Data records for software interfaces
>>>

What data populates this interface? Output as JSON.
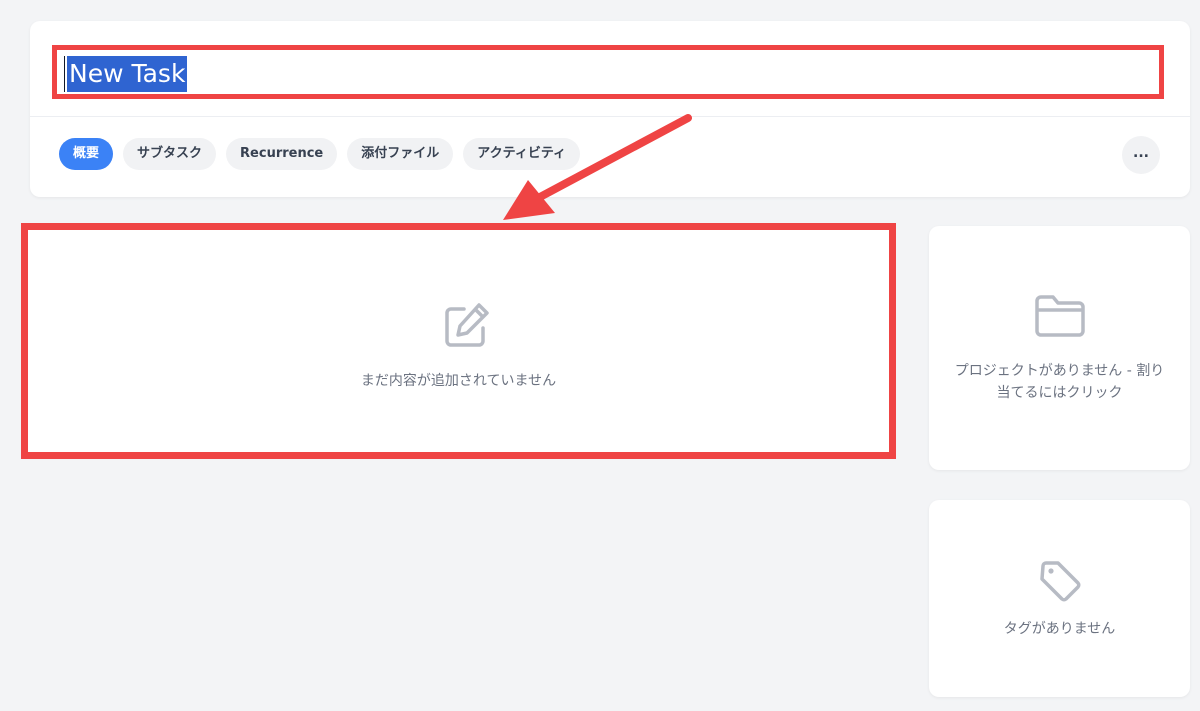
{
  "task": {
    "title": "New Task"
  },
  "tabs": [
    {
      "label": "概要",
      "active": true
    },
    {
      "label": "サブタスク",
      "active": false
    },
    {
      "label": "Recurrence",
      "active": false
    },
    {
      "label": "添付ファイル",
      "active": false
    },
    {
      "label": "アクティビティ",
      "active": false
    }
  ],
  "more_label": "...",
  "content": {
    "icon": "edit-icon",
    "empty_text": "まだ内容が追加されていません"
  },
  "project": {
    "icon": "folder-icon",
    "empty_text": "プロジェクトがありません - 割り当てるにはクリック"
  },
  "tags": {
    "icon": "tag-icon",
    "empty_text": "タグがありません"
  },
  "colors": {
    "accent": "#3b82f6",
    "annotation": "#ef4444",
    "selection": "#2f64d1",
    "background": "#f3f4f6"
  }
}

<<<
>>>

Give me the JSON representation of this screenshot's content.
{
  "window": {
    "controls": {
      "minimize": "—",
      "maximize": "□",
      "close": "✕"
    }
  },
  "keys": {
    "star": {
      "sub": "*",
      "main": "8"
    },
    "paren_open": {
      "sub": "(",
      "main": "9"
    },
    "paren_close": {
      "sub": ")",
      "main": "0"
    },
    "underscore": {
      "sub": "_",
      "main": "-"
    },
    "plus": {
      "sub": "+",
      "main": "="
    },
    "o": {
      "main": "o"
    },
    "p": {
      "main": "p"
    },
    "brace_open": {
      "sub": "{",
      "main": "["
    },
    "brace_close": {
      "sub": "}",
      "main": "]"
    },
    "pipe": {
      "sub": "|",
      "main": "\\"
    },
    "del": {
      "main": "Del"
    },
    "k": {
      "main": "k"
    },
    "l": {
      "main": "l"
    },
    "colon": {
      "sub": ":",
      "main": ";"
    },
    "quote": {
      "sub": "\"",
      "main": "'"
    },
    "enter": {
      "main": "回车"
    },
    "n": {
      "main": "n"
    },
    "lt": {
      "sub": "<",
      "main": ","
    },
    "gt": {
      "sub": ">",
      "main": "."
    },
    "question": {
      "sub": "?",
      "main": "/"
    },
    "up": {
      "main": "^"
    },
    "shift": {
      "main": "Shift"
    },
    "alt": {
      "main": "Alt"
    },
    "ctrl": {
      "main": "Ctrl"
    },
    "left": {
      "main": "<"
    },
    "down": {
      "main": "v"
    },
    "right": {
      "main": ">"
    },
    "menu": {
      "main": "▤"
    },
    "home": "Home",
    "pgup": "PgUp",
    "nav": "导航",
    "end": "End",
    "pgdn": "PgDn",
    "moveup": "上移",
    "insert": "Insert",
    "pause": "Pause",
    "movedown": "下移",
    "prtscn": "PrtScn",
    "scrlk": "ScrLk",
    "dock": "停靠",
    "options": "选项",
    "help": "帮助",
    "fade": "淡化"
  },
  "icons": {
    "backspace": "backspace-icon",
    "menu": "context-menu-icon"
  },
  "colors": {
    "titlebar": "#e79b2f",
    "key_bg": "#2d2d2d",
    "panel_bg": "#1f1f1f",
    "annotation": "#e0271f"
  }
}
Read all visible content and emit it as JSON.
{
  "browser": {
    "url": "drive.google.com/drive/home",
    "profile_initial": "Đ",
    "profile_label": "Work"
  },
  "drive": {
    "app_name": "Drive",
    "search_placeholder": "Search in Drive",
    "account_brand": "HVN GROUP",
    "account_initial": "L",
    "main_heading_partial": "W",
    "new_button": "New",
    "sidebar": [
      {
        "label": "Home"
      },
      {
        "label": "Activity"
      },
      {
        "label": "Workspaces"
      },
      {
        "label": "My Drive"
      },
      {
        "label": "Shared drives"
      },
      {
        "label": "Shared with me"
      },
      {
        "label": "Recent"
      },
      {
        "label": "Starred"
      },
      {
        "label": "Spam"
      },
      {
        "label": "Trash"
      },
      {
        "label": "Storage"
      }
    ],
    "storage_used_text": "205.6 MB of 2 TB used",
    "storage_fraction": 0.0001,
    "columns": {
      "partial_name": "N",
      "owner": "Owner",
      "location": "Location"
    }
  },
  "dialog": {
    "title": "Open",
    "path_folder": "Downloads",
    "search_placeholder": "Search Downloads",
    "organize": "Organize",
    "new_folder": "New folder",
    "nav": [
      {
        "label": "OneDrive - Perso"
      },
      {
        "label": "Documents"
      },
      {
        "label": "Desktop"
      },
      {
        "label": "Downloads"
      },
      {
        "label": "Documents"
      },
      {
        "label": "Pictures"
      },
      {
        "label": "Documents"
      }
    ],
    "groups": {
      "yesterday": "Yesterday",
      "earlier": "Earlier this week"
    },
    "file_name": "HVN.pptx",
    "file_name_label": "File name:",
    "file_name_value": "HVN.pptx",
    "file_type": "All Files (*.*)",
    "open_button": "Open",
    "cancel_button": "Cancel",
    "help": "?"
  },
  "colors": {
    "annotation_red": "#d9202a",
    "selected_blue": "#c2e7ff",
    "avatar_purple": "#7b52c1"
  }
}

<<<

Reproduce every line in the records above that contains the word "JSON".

[Task result]
What data populates this interface? Output as JSON.
Give me the JSON representation of this screenshot's content.
Read all visible content and emit it as JSON.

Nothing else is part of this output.